Dataset items:
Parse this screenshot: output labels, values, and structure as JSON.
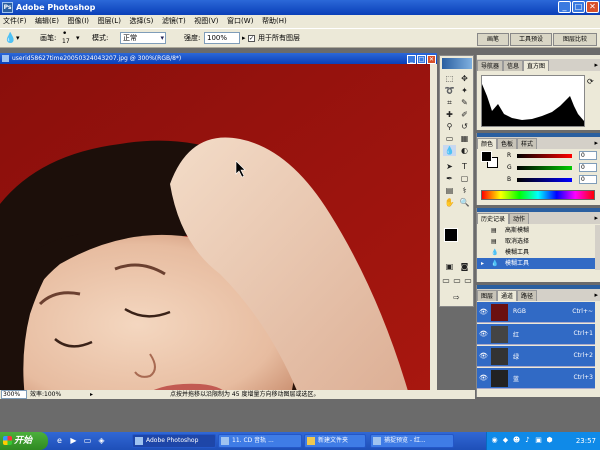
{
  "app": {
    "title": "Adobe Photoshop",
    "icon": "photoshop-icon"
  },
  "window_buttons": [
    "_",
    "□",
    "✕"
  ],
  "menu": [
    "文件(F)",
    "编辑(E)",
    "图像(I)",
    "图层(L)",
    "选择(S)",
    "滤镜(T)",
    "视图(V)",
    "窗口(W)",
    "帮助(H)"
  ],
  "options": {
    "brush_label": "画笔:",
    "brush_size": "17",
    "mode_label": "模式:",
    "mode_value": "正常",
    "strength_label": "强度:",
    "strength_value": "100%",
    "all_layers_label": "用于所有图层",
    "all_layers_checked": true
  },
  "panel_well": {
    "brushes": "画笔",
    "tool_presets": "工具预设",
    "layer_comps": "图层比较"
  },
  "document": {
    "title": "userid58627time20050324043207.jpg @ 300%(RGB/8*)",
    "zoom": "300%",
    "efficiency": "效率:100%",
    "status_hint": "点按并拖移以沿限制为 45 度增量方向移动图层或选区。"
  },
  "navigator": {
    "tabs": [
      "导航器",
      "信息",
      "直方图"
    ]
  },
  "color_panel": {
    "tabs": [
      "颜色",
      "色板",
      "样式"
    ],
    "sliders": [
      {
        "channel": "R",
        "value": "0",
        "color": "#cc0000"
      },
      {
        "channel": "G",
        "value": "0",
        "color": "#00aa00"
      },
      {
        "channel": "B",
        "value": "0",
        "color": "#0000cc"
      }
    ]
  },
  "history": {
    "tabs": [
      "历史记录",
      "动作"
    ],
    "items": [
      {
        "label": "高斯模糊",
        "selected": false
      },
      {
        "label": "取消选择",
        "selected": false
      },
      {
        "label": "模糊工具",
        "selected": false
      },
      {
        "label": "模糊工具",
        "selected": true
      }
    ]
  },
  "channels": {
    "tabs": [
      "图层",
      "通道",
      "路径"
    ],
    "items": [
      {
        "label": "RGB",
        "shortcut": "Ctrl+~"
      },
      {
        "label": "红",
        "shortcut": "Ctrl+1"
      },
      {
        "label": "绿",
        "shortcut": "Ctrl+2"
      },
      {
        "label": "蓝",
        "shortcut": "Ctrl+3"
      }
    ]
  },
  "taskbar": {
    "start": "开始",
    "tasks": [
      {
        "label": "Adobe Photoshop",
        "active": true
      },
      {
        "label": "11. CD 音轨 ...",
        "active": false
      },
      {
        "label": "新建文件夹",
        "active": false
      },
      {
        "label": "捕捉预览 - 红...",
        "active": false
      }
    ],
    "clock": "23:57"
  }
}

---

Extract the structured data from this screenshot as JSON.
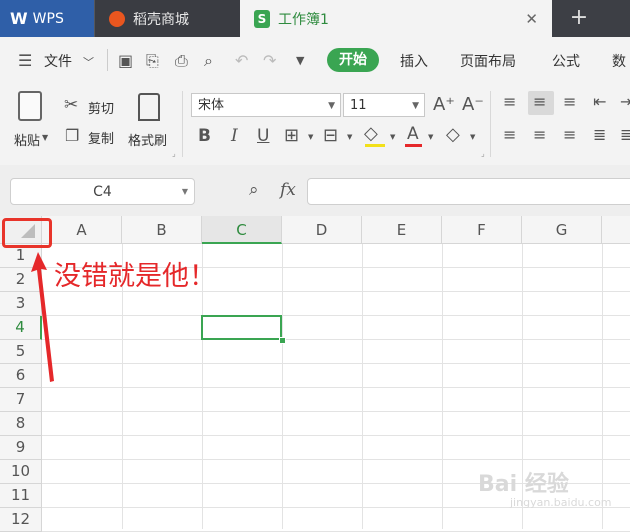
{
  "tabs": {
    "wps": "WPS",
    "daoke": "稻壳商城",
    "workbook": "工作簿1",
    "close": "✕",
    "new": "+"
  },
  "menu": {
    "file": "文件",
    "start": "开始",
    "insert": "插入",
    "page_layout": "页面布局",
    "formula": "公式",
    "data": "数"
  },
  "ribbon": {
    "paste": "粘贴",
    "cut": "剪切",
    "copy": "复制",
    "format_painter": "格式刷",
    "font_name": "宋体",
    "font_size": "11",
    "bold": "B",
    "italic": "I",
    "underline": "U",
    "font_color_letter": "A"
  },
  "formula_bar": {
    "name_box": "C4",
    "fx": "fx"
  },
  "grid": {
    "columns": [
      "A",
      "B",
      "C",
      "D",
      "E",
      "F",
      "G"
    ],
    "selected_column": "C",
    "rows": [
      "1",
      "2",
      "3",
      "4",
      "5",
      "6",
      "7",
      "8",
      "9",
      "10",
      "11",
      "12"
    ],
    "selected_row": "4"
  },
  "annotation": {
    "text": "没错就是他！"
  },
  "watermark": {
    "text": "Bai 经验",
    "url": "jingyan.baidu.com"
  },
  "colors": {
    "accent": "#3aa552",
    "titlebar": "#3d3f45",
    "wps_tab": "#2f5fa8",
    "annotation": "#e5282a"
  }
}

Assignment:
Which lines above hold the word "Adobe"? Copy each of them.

Answer to this problem:
    "title": "Adobe Photoshop",
        "label": "Adobe Photoshop",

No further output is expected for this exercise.